MATERIALS PROVIDED:

== == ==

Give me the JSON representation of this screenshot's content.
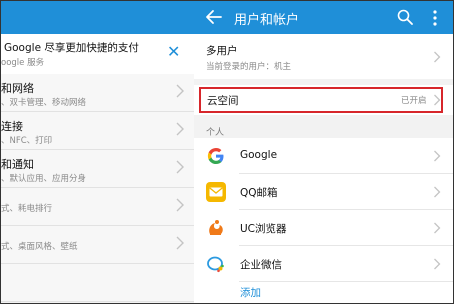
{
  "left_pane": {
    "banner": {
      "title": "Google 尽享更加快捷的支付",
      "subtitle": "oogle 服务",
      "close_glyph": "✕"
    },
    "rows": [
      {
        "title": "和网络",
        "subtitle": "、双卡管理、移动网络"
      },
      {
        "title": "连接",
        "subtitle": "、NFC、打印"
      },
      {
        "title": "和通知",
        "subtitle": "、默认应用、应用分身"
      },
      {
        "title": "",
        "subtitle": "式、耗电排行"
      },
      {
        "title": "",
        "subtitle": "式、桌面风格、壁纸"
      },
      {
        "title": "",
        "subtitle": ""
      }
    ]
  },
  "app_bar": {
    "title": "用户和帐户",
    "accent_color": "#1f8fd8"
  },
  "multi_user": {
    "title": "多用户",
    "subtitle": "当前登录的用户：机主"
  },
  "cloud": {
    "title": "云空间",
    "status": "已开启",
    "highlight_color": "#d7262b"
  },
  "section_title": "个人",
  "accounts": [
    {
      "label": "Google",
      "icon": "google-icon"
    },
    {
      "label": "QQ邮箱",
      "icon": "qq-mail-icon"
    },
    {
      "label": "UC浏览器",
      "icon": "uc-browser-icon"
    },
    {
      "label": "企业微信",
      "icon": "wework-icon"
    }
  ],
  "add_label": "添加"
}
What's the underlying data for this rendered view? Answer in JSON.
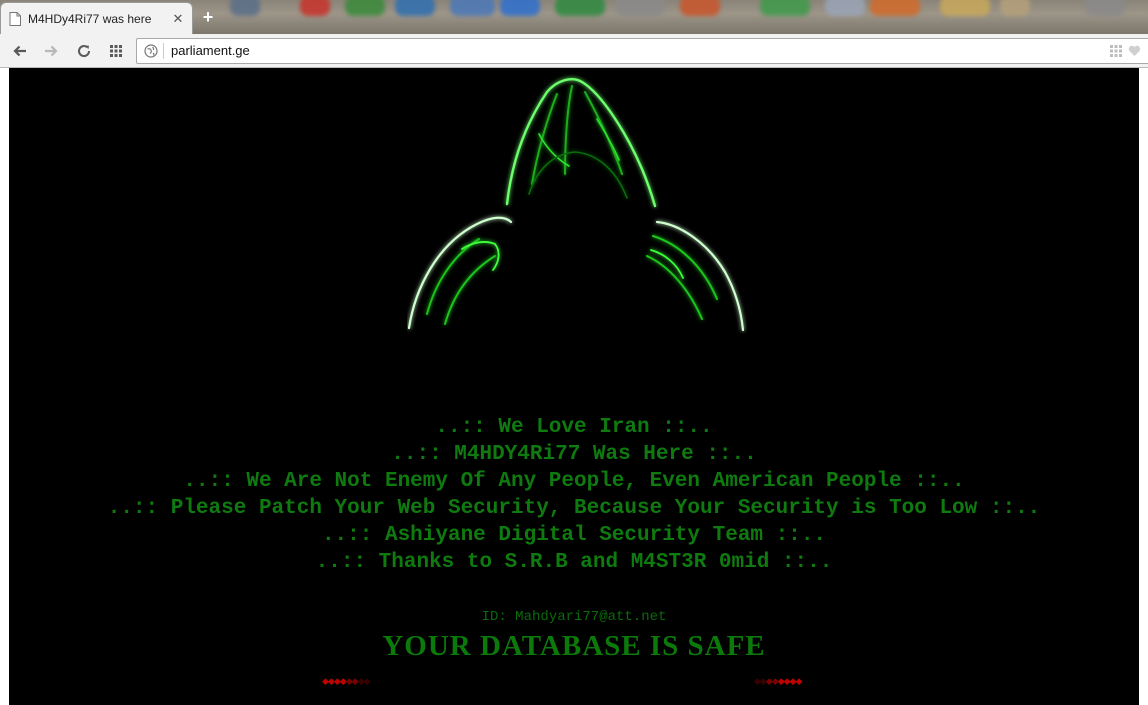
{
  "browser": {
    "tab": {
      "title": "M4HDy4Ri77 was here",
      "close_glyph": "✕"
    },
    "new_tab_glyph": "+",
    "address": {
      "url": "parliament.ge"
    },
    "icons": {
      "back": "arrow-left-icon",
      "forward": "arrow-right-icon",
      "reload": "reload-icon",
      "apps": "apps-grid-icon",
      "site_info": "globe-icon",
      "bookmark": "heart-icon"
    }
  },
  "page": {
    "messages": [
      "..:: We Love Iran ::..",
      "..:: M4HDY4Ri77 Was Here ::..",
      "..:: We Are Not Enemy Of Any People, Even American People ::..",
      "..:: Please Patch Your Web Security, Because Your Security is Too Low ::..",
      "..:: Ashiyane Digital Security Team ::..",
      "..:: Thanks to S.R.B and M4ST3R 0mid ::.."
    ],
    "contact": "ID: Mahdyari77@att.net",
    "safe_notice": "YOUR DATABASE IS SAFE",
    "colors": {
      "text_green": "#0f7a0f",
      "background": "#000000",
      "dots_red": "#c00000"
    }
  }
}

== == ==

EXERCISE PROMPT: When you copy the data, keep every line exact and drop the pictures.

RESULT OF THE TASK:
Give me the JSON representation of this screenshot's content.
{
  "left_pane": {
    "banner": {
      "title": "Google 尽享更加快捷的支付",
      "subtitle": "oogle 服务",
      "close_glyph": "✕"
    },
    "rows": [
      {
        "title": "和网络",
        "subtitle": "、双卡管理、移动网络"
      },
      {
        "title": "连接",
        "subtitle": "、NFC、打印"
      },
      {
        "title": "和通知",
        "subtitle": "、默认应用、应用分身"
      },
      {
        "title": "",
        "subtitle": "式、耗电排行"
      },
      {
        "title": "",
        "subtitle": "式、桌面风格、壁纸"
      },
      {
        "title": "",
        "subtitle": ""
      }
    ]
  },
  "app_bar": {
    "title": "用户和帐户",
    "accent_color": "#1f8fd8"
  },
  "multi_user": {
    "title": "多用户",
    "subtitle": "当前登录的用户：机主"
  },
  "cloud": {
    "title": "云空间",
    "status": "已开启",
    "highlight_color": "#d7262b"
  },
  "section_title": "个人",
  "accounts": [
    {
      "label": "Google",
      "icon": "google-icon"
    },
    {
      "label": "QQ邮箱",
      "icon": "qq-mail-icon"
    },
    {
      "label": "UC浏览器",
      "icon": "uc-browser-icon"
    },
    {
      "label": "企业微信",
      "icon": "wework-icon"
    }
  ],
  "add_label": "添加"
}
What's the underlying data for this rendered view? Answer in JSON.
{
  "browser": {
    "tab": {
      "title": "M4HDy4Ri77 was here",
      "close_glyph": "✕"
    },
    "new_tab_glyph": "+",
    "address": {
      "url": "parliament.ge"
    },
    "icons": {
      "back": "arrow-left-icon",
      "forward": "arrow-right-icon",
      "reload": "reload-icon",
      "apps": "apps-grid-icon",
      "site_info": "globe-icon",
      "bookmark": "heart-icon"
    }
  },
  "page": {
    "messages": [
      "..:: We Love Iran ::..",
      "..:: M4HDY4Ri77 Was Here ::..",
      "..:: We Are Not Enemy Of Any People, Even American People ::..",
      "..:: Please Patch Your Web Security, Because Your Security is Too Low ::..",
      "..:: Ashiyane Digital Security Team ::..",
      "..:: Thanks to S.R.B and M4ST3R 0mid ::.."
    ],
    "contact": "ID: Mahdyari77@att.net",
    "safe_notice": "YOUR DATABASE IS SAFE",
    "colors": {
      "text_green": "#0f7a0f",
      "background": "#000000",
      "dots_red": "#c00000"
    }
  }
}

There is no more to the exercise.